I have been giving a great deal of thought to some words of purported wisdom that I heard from another attorney a few weeks ago. She in her turn claimed that these words of “wisdom” came from her father, an attorney before her.
“The client,” she said, “is the enemy.”
That certainly seemed like it could possibly be true. It’s got that catchy, snappy sound that sometimes comes with the wisdom of a true old-timer.
But – when, exactly, is the client the enemy?
Sometimes the relationship between attorney and client can be rocky, particularly if the attorney is not managing his client’s expectations correctly. On many occasions I have had to tell clients “You can’t get there from here,” or words to that effect. When they don’t believe me I explain the law thoroughly and then invite them to get a second opinion. Or another lawyer. Because, sometimes, the law simply does not provide what the client wants.
That, however, does not make the client the enemy.
Occasionally an attorney will make an error in the case he or she is running for the client. This requires an understanding of a few different principles: first, one is going to make mistakes in judgment when prosecuting complex cases; second, that seldom will constitute malpractice of any kind if counsel did his due diligence in reaching that decision with the client; and third, an attorney must take accountability for his mistakes. I think it is the last, fear of accountability, that may lead some attorneys to fear their clients.
But… that doesn’t make the client the enemy.
At times, the client who hired us to tell him how to get what he wants will bend our ear, take our time, listen to every word we say, read every word we write, and then do the exact thing we told him not to do. That is frustrating, and even more frustrating when the client blames us for his bad actions. This, however, is not atypical behavior in a client.
But… even that doesn’t make the client the enemy.
What can make your client your enemy? I can only think it is arrogance, that same overweening arrogance that leads some of us, as attorneys, to think we should be able to control every aspect of a person’s life… for his own good, of course. It is that same arrogance that leads an attorney to think the client came to the attorney for the attorney’s benefit, not for the client’s benefit.

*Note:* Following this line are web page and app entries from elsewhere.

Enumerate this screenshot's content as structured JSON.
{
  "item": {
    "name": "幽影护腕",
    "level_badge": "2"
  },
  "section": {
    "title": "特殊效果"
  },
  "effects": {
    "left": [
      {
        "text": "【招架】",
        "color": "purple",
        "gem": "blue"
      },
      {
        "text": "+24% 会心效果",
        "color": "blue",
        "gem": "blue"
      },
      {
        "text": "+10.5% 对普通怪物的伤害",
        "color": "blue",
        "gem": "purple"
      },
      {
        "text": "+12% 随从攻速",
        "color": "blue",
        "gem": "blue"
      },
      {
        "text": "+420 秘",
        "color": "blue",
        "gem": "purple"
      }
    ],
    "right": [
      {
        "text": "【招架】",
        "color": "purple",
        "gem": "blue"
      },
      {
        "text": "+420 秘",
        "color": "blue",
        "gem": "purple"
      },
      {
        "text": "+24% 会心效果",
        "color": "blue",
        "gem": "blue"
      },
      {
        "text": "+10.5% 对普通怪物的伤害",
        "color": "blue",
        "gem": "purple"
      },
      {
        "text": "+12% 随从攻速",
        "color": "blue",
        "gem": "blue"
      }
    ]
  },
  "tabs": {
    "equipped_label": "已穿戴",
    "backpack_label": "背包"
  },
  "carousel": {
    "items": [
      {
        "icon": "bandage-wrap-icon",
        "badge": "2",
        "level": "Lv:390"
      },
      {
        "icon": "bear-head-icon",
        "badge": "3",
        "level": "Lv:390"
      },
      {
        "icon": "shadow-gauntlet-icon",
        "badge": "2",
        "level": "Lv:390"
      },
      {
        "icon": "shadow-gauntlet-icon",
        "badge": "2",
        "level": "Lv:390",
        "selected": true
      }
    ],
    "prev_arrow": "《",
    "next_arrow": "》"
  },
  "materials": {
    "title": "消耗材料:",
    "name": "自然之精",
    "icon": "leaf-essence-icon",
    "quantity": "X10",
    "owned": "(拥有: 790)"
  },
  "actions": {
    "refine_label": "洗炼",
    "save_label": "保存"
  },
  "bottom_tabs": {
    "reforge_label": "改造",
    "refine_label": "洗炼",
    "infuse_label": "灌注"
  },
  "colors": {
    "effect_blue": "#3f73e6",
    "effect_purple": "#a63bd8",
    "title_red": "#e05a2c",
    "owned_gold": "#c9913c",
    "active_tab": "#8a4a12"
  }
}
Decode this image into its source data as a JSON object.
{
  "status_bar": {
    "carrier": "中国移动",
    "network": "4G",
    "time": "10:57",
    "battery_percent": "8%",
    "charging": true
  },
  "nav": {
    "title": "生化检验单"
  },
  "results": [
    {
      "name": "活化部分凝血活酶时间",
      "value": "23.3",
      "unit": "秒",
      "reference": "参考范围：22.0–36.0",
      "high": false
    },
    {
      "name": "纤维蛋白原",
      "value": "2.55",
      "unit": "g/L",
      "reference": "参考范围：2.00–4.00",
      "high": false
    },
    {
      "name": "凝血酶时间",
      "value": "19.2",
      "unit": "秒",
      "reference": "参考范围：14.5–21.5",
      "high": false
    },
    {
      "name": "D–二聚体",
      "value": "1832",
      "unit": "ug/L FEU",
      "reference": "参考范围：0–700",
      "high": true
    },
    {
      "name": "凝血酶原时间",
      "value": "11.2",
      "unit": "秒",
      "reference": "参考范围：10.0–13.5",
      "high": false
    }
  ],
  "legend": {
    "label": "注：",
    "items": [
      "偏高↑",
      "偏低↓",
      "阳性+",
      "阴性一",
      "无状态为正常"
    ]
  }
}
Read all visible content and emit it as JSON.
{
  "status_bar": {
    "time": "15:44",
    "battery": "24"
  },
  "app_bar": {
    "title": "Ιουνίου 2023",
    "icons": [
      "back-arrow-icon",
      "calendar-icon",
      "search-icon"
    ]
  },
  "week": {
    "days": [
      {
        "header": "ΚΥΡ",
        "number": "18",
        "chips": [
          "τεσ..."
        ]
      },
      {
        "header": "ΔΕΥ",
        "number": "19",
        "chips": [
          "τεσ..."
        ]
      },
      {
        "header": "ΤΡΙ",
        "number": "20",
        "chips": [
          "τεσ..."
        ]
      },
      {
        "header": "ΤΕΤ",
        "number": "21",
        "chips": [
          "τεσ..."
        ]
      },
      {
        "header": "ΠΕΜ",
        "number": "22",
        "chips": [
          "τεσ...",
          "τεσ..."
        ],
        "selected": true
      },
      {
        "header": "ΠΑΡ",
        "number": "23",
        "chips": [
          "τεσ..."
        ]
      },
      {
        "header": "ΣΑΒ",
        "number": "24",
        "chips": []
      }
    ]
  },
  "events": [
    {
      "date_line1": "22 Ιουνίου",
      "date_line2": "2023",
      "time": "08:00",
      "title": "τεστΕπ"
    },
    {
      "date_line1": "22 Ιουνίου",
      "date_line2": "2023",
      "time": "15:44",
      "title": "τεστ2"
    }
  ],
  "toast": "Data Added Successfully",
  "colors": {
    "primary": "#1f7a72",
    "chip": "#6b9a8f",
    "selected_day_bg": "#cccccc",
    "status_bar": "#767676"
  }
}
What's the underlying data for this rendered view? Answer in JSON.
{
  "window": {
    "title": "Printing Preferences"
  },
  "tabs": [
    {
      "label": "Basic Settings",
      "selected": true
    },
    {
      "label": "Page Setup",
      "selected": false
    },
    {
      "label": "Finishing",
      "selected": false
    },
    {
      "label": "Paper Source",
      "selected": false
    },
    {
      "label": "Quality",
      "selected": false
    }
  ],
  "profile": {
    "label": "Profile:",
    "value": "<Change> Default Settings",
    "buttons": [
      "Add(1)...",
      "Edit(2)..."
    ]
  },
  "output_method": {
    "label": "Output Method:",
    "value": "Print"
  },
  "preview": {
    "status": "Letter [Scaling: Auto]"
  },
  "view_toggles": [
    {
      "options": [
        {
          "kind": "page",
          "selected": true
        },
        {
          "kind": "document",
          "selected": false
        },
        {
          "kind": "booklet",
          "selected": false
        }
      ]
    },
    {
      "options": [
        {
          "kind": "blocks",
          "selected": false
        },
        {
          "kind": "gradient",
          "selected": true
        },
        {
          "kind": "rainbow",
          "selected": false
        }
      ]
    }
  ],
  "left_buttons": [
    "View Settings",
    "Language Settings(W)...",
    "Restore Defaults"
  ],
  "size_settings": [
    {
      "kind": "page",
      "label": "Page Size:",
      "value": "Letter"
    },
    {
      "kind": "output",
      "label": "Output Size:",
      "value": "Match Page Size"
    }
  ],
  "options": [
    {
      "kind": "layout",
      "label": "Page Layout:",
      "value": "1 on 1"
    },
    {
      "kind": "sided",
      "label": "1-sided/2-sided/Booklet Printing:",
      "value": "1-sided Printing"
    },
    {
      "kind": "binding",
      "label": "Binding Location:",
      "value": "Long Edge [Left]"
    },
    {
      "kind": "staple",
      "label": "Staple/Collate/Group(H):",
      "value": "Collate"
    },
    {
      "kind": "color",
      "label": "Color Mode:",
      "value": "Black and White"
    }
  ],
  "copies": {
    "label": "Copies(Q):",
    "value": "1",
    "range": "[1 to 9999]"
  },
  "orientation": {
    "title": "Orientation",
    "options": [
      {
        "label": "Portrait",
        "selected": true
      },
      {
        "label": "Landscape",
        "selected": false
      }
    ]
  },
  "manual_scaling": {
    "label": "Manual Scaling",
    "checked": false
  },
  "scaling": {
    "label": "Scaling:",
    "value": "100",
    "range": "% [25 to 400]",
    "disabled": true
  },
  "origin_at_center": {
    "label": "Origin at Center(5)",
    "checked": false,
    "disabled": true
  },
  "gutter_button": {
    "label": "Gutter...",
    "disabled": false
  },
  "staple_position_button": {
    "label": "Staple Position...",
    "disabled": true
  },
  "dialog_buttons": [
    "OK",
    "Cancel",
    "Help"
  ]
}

We exist for the benefit of the client. We are hired to benefit the client. We owe the client the great duties of loyalty, and of diligence, and of competence. When we decide that the client owes those duties to us, we have lost our way. When we decide that we do not owe those duties to anyone but ourselves… then we profane our profession.
When we decide the client is our enemy, we are guilty of an incredible arrogance.